CANADIAN PUNK ROCK T-SHIRT LAUNCH PARTY with TORONTO PUNK ROCK ALL-STARS featuring the SCREWED and RAVING MOJOS at the Horseshoe (370 Queen West), tonight (Thursday, June 29), 8 pm. $3. 416-598-4753. Rating: NNNNN
Long before the music industry figured out how to turn punk rock into a marketable commodity, people were wearing T-shirts emblazoned with the names of their favourite artists. One of those early DIY fans was musician/filmmaker and Rivet zine mainman Stacey Case, who currently runs the full-service mechandising operation Merch Guy, making T-shirts, posters and buttons for bands when he isn't raising a ruckus with his own wrestle-rock masked avengers, the Tijuana Bibles. For Case, T-shirts were always an integral part of the punk rock culture.
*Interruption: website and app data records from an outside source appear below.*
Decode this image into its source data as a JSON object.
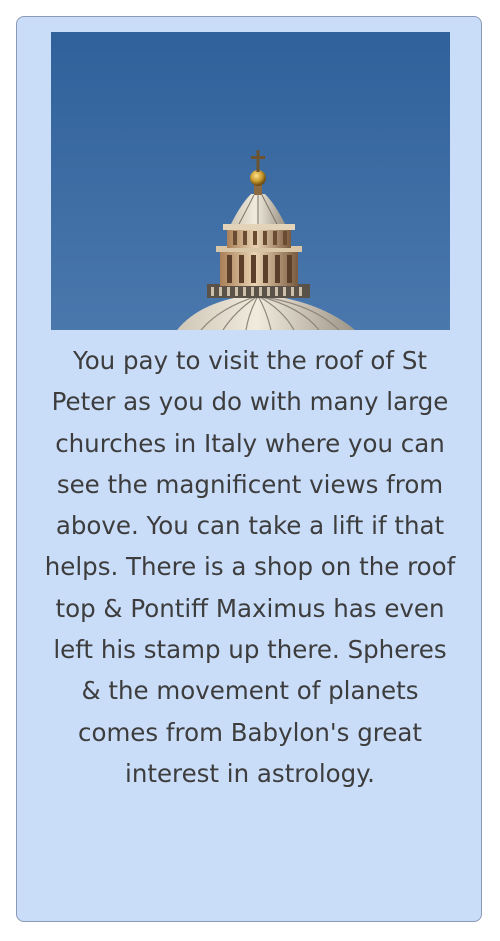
{
  "card": {
    "photo_subject": "dome-of-st-peters-basilica",
    "caption": "You pay to visit the roof of St Peter as you do with many large churches in Italy where you can see the magnificent views from above. You can take a lift if that helps. There is a shop on the roof top & Pontiff Maximus has even left his stamp up there. Spheres & the movement of planets comes from Babylon's great interest in astrology."
  },
  "colors": {
    "card_background": "#c9dcf8",
    "card_border": "#8a9ab3",
    "sky": "#3d6aa0",
    "text": "#3d3d3d"
  }
}
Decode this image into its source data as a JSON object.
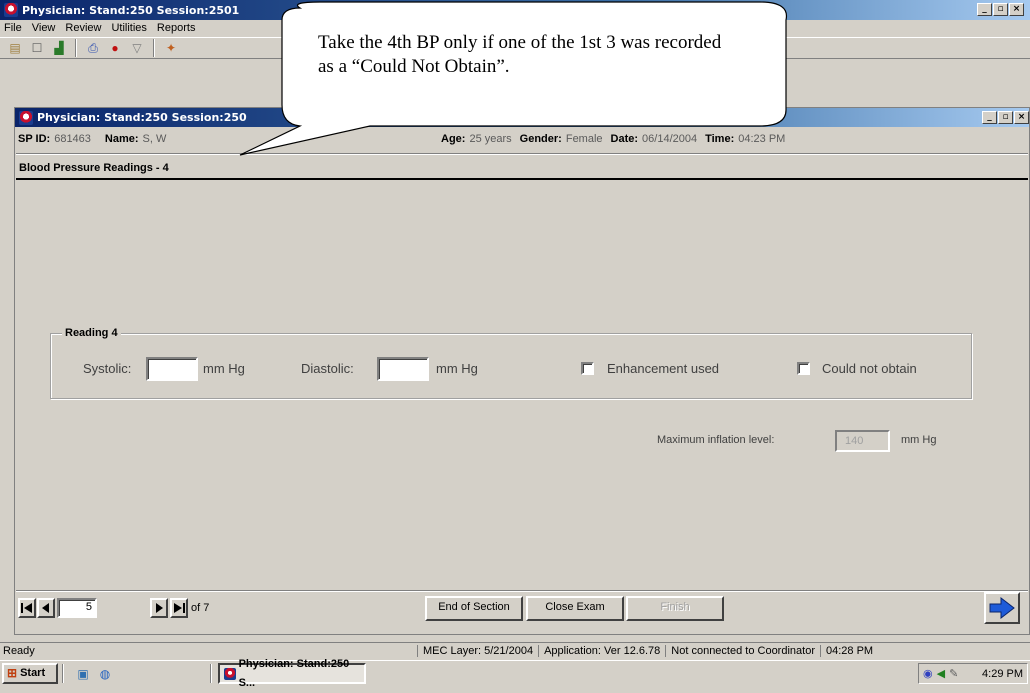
{
  "app": {
    "title": "Physician: Stand:250 Session:2501",
    "menu": [
      "File",
      "View",
      "Review",
      "Utilities",
      "Reports"
    ],
    "toolbar_icons": [
      "open-icon",
      "new-icon",
      "save-icon",
      "print-icon",
      "record-icon",
      "filter-icon",
      "people-icon"
    ]
  },
  "child_window": {
    "title": "Physician: Stand:250 Session:250"
  },
  "patient": {
    "sp_id_label": "SP ID:",
    "sp_id": "681463",
    "name_label": "Name:",
    "name": "S, W",
    "age_label": "Age:",
    "age": "25 years",
    "gender_label": "Gender:",
    "gender": "Female",
    "date_label": "Date:",
    "date": "06/14/2004",
    "time_label": "Time:",
    "time": "04:23 PM"
  },
  "section": {
    "title": "Blood Pressure Readings - 4"
  },
  "reading": {
    "group_title": "Reading 4",
    "systolic_label": "Systolic:",
    "systolic_value": "",
    "systolic_unit": "mm Hg",
    "diastolic_label": "Diastolic:",
    "diastolic_value": "",
    "diastolic_unit": "mm Hg",
    "enhancement_label": "Enhancement used",
    "enhancement_checked": false,
    "could_not_obtain_label": "Could not obtain",
    "could_not_obtain_checked": false
  },
  "inflation": {
    "label": "Maximum inflation level:",
    "value": "140",
    "unit": "mm Hg"
  },
  "navigation": {
    "current_page": "5",
    "of_label": "of 7",
    "end_of_section": "End of Section",
    "close_exam": "Close Exam",
    "finish": "Finish"
  },
  "status": {
    "ready": "Ready",
    "mec_layer": "MEC Layer: 5/21/2004",
    "application": "Application: Ver 12.6.78",
    "connection": "Not connected to Coordinator",
    "time": "04:28 PM"
  },
  "taskbar": {
    "start": "Start",
    "task_button": "Physician: Stand:250 S...",
    "clock": "4:29 PM"
  },
  "callout": {
    "text": "Take the 4th BP only if one of the 1st 3 was recorded as a “Could Not Obtain”."
  },
  "colors": {
    "titlebar_start": "#0a246a",
    "titlebar_end": "#a6caf0",
    "window_bg": "#d4d0c8",
    "nav_arrow": "#1e5bd8"
  }
}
"I'm from Niagara-on-the-Lake," explains Case from his workspace, "and even before I was old enough to drink, my friends and I were regularly taking the bus from St. Catharines to Toronto to see punk rock shows at the Cabana and in Kensington Market. If bands were selling stuff at their gig, I'd always buy a T-shirt even before I'd get their record. There was just something about being the only guy in the neighbourhood with a really cool shirt."
Yet despite his abiding respect for the T as a fashion statement and his near-obsessive passion for the screen printing process, Case's day-to-day work delivering a top-quality product to client specifications wasn't entirely fulfilling.
His creative ambitions led to a brilliant new line of fully licensed Canadian punk rock band T-shirts from the late 70s and early 80s featuring the logos and associated imagery of his fave artists, like the Viletones, the Raving Mojos, the Forgotten Rebels, Deja Voodoo and the Diodes, with more to come.
"When I started running the print shop out of my garage, the whole plan was to offer an affordable alternative screen printing service to people in other bands going on tour. Other than the odd Tijuana Bibles shirt, I wasn't really making anything for myself. As much as I love screen printing, I wanted to do something for me.
"So I made these Parkdale, Toronto T-shirts and gave some to my friend Deirdre O'Sullivan, who runs a T-shirt store on Queen West called I'm With Stupid, and they soon became her number-one seller. So we started thinking about what other kinds of shirts we could make.
"That's when we hit on the idea of a line of Canadian punk rock band T-shirts that would be fully licensed, with the artists' consent. I knew Fred Robinson from the Chickens was also in UIC, so I asked him about doing a UIC shirt and he said, 'Sure, sounds great!' That's how it all started. It was like, 'What bands' shirt would I want to wear?' and then tracking down the artists, which has been an interesting experience in itself."
Case debuts his new UIC shirt at a punk-rock-star-studded launch party tonight (Thursday, June 29) at the Horseshoe, appropriately enough the historic site of the great December 1, 1978, Toronto punk scene summit, The Last Pogo.
The show is scheduled to open with a short Raving Mojos set, followed by performances by a series of special guest singers said to include the Forgotten Rebels' Mickey DeSadist and Chris Houston, Lucasta of the B-Girls, Deja Voodoo's Gerard Van Herk, Johnny MacLeod of Johnny & the G-Rays, all backed by the Screwed, featuring John Borra (Change of Heart), Steve Koch (Demics, Viletones), Cleave Anderson (Battered Wives) and Steve Sinister (the Sinisters).
Somewhat oddly, Viletones frontman Steve Leckie is slated to spin classic punk rock tunes from CDs between sets rather than perform with his notorious group.
"Well," sighs Case, "Steve really wanted the Viletones to play, but when he started calling up the other members to find out who was available, they all wanted to appear onstage. That wasn't going to be possible, so he decided against the idea of a Viletones performance altogether.
"As I got more involved in putting together this launch party, the more I found out about the politics of the Toronto scene and all the distinct factions involved. Not having grown up here, I wasn't aware there was an OCA art school crowd and a Kensington Market crowd and those groups just didn't play shows together. So I really don't know for sure who's going to show up on Thursday or what's going to happen when they do, but hopefully everyone will relax and enjoy themselves.
"Hey, it's only three bucks to get in - just like 1977 all over again."